Psychedelic music can be found in all genres of music. Rock n’ roll does not have the corner on this form of expression. True its roots primarily come from rock n’ roll of the 1960’s when artists would combine electric sounds and Eastern influences stimulated by the use of mind-altering drugs (LSD being the catalyst for most psychedelic music of the Sixties). Nevertheless, psychedelic music could be found in folk, pop, soul and even Western art music.
Also known as Acid Rock, psychedelic music can be defined as simply surrealism or dream like. The Beatles are well known for their psychedelic music of the mid Sixties. Songs such as “Lucy in the Sky with Diamonds” and “I Am the Walrus” were supposedly drug induced. Many artists and their music of the Sixties have been associated with hallucinogenic drug use. Acts included Jimi Hendrix, The Grateful Dead, Cream, Jefferson Airplane and The Doors. The real question being, were these acid rock songs written while on acid (LSD) or is it simply music one listens to while on acid? If I were to guess I would say a little of both.
One needs to keep this in the back of his mind–the music business is just that a business. A big part of an artist’s success is perception, good or bad. Whatever will sell records.

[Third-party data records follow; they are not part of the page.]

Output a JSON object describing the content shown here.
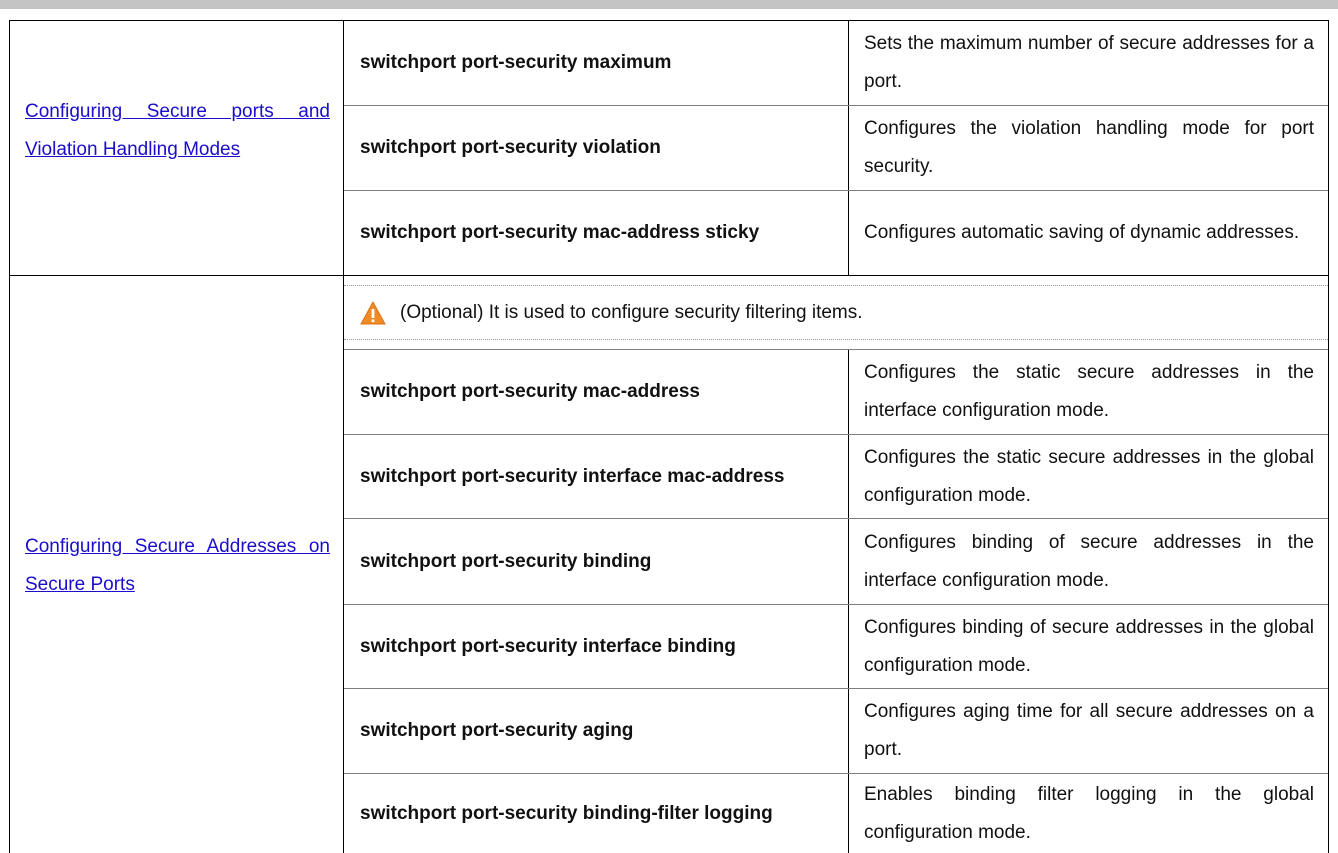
{
  "sections": [
    {
      "link": "Configuring Secure ports and Violation Handling Modes",
      "rows": [
        {
          "command": "switchport port-security maximum",
          "description": "Sets the maximum number of secure addresses for a port."
        },
        {
          "command": "switchport port-security violation",
          "description": "Configures the violation handling mode for port security."
        },
        {
          "command": "switchport port-security mac-address sticky",
          "description": "Configures automatic saving of dynamic addresses."
        }
      ]
    },
    {
      "link": "Configuring Secure Addresses on Secure Ports",
      "note": {
        "icon": "warning-icon",
        "text": "(Optional) It is used to configure security filtering items."
      },
      "rows": [
        {
          "command": "switchport port-security mac-address",
          "description": "Configures the static secure addresses in the interface configuration mode."
        },
        {
          "command": "switchport port-security interface mac-address",
          "description": "Configures the static secure addresses in the global configuration mode."
        },
        {
          "command": "switchport port-security binding",
          "description": "Configures binding of secure addresses in the interface configuration mode."
        },
        {
          "command": "switchport port-security interface binding",
          "description": "Configures binding of secure addresses in the global configuration mode."
        },
        {
          "command": "switchport port-security aging",
          "description": "Configures aging time for all secure addresses on a port."
        },
        {
          "command": "switchport port-security binding-filter logging",
          "description": "Enables binding filter logging in the global configuration mode."
        }
      ]
    }
  ],
  "colors": {
    "link": "#1a0dcc",
    "warning_fill": "#f08a24",
    "top_rule": "#c4c4c4"
  }
}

Other acts of the Sixties that have over the years been considered psychedelic music makers are Iron Butterfly, The Byrds, Big Brother and the Holding Company and Country Joe and the Fish. Even the Beach Boys and Brian Wilson’s efforts to match The Beatles released the album “Pet Sounds”. Later the single “Good Vibrations” would become a big Beach Boys hit.
Since its conception in the Sixties, psychedelic rock or acid rock still plays an influential roll to artists and performers today.